touch him (see art. Holiness). And he went and dwelt (v.') in the land of NOd ('Wanderiand'). The fact that the story appears to describe conditions long subsequent to those of the first pair has led many writers to hold that Cain is the eponymous ancestor of a tribe, and that the tradition was intended to explain the wild and wandering life of Arabian nomads. This kind of life, so different from the prosperous peace of settled agricultural communities, must have been the result of a
primitive curse, incurred by some crime. And the narrative relates that the settled, agricultural Cainite tribe ruthlessly destroyed members of an adjacent tribe of pastoral habits; that the fear of strict blood-revenge was so great that the Cainites were obliged to leave their country, and become wandering nomads; and that some tribal sign or badge such as a tattoo, or incisions was adopted, which marked its possessors in the flesh It is as being under the protection of their tribal god. further conjectured, owing to the formation of the two names from the same root, that 'Cain' stands for the Kenites (cf. Nu 24^ Jg 4" with RVm). See Driver, Genesis, p. 72. (6) vv."-^ seem to contain a different tradition, but incorporated also by J. Cain's erection of a city scarcely seems to harmonize with his being a fugitive and a wanderer in fear of his life.
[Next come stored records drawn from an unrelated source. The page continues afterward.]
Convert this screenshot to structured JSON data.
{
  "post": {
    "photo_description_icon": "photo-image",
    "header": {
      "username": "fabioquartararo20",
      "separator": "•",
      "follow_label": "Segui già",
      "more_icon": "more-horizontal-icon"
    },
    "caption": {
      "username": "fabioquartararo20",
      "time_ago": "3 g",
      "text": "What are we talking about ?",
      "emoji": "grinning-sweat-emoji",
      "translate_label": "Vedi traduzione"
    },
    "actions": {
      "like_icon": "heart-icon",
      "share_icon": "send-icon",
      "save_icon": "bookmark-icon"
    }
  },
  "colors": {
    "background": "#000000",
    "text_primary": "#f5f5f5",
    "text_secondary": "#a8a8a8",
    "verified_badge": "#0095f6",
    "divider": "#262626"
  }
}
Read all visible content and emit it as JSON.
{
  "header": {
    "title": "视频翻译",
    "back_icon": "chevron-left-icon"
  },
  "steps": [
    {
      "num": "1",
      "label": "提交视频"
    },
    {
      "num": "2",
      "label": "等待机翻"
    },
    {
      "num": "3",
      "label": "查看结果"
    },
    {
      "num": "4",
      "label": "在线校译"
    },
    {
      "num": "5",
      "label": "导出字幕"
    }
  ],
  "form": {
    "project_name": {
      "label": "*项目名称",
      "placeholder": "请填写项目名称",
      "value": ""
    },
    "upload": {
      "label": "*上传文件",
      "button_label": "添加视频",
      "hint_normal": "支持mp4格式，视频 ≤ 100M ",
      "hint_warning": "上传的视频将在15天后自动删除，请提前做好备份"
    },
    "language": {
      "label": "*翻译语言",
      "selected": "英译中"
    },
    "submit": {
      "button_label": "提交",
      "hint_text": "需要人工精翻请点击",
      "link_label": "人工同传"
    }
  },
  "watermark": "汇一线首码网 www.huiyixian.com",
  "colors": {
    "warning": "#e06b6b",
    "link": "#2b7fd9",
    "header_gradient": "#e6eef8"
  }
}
The purpose of the tradition was to explain the origin of early arts and social conditions e.g. the beginnings of city-life (v."), polygamy


adding his own name to distinguish the town from father on the founded by
the similarly

name from Paneas


to Ccesarea in





For a while it was called Neronias, but ultimately the old name came once more to the surface and ousted the others. Here Titus celebrated with It was gladiatorial shows the capture of Jerusalem. captured by the Crusaders in 1130, and finally lost by them to the Moslems in 1165. It lies 1150 ft. above the sea in a recess of the Hermon mountains, and is Under the ancient castle of the Crusaders well watered. a copious stream issued from a cave, now much choked with fallen fragments of rock, where was the shrine of Pan. The modern village is small, and the remains of R. A. S. Macalister. the Roman city meagre.

CAGE. Birds were taken to market in a cage or coop of wicker work (Jer 5"); a similar cage might hold a decoy -bird in fowling (Sir 11"). One of Ashurbanipal's hunting scenes shows a cage of strong wooden bars from which a lion is being let loose (cf. Ezk 19* RV). In Rev 18' render, with RV, 'hold' or 'prison' for A. R. S. Kennedy. 'cage.'




nomad life (v.'"), music (v.), metallurgy (v.). The value of the story lies, as always, mainly in


Caiaphas, the son-in-law of

Annas (Jn 18"), was high priest between a.d. 18 and 36; and thus 'the memorable year' of our Lord's trial fell
in the course of his pontificate (Jn 11" 18"). He was, like all the priestly order, a Sadducee; and he was a man of masterful temper, with his full share of the He Insolen